You can also probably extend battery life and/or improve performance by adjusting the Windows 10 Power Mode settings by tapping the battery indicator and then adjusting the slider.
So battery life? It depends on how you’re using the computer.
The MicroPC is GPD’s most affordable handheld Windows computer to date. It’s a versatile little device that can run most Windows applications you’re likely to want to run on a system this small. With a backlit keyboard, a fan toggle, a more ports than you’ll find on most 13 inch laptops these days, it’s kind of a geek’s dream.
But it’s also a relatively low-power system that’s not going to be a speed demon if you throw heavy-duty tasks at it, like running virtual machines or playing bleeding edge games. It’s not the easiest device in the world to type on. And the lack of a touchscreen or webcam may be a turnoff for some potential customers.

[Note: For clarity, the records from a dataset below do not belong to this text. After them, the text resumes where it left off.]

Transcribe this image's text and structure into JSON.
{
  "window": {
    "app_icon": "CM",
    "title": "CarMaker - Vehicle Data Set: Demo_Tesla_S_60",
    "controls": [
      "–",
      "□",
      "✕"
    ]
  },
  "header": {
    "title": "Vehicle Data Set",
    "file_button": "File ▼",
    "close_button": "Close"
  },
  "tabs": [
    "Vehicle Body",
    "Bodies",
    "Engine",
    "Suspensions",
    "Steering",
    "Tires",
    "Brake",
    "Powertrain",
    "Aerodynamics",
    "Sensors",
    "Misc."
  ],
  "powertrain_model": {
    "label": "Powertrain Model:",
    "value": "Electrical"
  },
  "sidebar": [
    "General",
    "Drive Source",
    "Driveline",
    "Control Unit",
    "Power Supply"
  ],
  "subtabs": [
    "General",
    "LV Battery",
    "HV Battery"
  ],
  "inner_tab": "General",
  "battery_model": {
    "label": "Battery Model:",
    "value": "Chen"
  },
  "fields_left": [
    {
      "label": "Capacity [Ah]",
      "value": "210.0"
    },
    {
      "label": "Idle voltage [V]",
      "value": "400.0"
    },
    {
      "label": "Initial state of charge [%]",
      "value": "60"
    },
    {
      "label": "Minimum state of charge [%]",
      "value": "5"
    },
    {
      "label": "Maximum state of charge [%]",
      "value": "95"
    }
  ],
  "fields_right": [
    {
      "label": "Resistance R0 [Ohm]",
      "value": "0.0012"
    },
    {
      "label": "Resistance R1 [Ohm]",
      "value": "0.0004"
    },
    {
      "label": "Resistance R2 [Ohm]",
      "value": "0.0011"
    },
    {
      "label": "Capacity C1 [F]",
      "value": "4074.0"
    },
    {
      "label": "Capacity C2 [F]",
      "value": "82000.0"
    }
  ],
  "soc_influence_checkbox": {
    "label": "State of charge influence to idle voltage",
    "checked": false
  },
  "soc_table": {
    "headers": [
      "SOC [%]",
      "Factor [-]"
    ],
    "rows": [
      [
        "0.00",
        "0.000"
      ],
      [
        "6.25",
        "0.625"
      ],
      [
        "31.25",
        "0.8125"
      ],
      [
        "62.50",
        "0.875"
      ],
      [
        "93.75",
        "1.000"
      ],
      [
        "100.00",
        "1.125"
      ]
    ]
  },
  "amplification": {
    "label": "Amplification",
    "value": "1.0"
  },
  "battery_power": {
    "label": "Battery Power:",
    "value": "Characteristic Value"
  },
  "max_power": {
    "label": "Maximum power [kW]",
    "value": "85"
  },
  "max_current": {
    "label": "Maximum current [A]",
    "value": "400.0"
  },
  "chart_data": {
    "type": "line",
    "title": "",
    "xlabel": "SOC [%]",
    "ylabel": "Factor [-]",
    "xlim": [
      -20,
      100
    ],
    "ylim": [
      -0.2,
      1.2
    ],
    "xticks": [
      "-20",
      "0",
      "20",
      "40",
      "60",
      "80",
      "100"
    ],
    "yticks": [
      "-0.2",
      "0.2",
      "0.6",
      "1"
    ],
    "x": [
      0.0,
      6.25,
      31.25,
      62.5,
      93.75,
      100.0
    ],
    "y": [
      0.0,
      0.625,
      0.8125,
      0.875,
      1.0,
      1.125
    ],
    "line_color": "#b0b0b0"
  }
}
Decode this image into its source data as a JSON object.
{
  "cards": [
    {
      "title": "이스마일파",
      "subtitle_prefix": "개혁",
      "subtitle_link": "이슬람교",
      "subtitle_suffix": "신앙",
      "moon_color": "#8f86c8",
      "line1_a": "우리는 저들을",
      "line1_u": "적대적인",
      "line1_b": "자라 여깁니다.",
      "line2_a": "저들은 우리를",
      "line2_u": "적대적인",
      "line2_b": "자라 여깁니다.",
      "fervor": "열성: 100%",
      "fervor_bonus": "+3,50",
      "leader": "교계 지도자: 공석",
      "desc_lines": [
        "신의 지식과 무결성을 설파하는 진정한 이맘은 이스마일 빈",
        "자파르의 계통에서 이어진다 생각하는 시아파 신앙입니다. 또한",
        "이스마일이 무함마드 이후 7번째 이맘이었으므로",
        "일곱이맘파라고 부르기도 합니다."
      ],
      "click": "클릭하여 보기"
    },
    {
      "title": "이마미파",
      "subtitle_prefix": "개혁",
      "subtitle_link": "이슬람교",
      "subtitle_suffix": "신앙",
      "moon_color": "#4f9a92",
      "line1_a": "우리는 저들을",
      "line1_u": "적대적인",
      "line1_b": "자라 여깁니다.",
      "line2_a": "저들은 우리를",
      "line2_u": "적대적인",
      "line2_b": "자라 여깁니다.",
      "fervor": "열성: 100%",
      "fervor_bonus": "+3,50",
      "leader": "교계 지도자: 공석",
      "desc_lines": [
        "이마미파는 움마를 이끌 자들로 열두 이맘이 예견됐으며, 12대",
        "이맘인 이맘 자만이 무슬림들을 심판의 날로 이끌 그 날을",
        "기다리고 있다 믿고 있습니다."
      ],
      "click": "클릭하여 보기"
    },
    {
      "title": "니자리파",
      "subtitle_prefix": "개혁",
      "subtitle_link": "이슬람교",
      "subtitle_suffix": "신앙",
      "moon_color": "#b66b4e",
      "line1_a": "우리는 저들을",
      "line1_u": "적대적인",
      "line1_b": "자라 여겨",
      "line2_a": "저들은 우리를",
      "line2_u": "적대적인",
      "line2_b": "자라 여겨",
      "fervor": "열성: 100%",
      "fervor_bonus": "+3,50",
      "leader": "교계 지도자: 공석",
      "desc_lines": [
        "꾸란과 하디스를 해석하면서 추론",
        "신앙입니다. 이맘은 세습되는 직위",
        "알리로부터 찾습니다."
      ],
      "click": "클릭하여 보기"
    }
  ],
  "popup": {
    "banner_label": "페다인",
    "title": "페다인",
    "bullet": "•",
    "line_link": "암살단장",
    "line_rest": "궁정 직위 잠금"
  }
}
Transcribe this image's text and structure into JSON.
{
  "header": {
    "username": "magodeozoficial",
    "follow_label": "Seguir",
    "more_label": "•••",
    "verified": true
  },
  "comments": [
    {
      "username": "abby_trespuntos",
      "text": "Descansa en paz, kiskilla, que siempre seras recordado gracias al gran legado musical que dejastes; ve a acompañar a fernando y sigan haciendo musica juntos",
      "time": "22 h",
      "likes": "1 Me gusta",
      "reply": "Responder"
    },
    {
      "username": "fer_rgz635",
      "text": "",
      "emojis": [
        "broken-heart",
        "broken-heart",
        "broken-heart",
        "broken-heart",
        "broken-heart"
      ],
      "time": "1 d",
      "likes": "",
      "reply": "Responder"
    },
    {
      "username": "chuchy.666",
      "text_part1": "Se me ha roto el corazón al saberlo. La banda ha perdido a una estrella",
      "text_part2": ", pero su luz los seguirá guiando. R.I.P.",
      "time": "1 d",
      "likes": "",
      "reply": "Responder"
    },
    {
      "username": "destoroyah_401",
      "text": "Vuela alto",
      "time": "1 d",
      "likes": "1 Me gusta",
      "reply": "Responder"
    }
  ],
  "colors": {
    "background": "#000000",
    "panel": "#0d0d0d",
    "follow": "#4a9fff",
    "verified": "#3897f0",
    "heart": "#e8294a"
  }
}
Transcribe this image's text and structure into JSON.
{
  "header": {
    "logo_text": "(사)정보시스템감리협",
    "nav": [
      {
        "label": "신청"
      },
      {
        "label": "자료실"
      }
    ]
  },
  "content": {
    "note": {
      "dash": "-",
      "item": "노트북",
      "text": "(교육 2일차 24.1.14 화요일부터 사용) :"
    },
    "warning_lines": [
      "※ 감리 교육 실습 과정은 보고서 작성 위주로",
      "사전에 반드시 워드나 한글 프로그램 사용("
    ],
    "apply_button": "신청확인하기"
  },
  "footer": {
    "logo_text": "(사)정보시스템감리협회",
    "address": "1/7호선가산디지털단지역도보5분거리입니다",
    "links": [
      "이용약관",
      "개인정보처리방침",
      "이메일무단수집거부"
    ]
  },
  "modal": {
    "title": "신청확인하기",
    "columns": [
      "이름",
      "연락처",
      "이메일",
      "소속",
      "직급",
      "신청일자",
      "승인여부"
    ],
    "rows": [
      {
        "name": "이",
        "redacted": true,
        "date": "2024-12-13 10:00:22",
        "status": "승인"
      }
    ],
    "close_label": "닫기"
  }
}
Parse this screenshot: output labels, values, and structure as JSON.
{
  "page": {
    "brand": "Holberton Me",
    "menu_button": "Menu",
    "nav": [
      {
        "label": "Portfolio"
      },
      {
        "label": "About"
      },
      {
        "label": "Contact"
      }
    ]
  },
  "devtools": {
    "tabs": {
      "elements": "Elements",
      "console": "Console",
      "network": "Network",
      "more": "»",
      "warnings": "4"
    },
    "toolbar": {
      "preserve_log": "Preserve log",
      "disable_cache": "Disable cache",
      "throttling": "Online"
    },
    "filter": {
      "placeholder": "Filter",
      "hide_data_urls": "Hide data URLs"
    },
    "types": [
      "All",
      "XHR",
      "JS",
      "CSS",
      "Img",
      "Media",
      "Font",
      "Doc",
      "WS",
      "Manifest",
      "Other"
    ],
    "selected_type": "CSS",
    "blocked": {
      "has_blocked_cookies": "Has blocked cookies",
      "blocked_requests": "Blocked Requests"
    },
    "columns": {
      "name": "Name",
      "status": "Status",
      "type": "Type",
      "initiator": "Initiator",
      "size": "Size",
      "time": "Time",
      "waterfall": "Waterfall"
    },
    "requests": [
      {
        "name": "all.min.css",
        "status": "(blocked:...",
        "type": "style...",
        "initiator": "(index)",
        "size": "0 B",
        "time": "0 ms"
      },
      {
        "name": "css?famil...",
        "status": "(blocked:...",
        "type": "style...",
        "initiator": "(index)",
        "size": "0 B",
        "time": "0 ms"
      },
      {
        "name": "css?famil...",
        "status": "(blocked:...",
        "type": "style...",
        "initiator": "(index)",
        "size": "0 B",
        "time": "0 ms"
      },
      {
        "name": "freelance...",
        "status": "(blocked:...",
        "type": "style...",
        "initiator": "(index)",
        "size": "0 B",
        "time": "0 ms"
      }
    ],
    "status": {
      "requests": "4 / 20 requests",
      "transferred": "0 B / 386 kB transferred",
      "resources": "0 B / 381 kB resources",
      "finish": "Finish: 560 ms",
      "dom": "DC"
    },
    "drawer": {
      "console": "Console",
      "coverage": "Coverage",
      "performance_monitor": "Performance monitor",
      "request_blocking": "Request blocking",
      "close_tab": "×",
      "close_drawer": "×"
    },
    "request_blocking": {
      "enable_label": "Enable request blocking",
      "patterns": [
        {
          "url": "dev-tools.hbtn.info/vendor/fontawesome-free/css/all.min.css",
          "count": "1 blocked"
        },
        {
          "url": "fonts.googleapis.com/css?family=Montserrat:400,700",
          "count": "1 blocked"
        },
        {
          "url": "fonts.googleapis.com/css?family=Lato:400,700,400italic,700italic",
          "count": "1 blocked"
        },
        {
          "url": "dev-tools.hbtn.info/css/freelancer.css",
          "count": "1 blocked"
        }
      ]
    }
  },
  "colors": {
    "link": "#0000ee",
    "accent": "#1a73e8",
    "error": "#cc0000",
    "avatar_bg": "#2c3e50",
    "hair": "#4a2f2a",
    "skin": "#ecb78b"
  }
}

I’d say if you’re looking for a handheld computer for gaming, you’re probably better off with the GPD Win 2 with its stronger processor and dedicated gaming controllers. And if you’re looking for a machine with a better keyboard that you can use for touch typing (rather than thumb typing), the GPD Pocket 2 is still the best option.
But both of those devices cost up to twice as much as the MicroPC. And they have fewer ports. So I can definitely see why the MicroPC has generated a lot of pre-release buzz.
GPD only expects to have enough components to make about 2,000 units in its first batch. If you don’t reserve one during the company’s crowdfunding campaign, you may have to wait until this summer before the MicroPC is available for general purchase.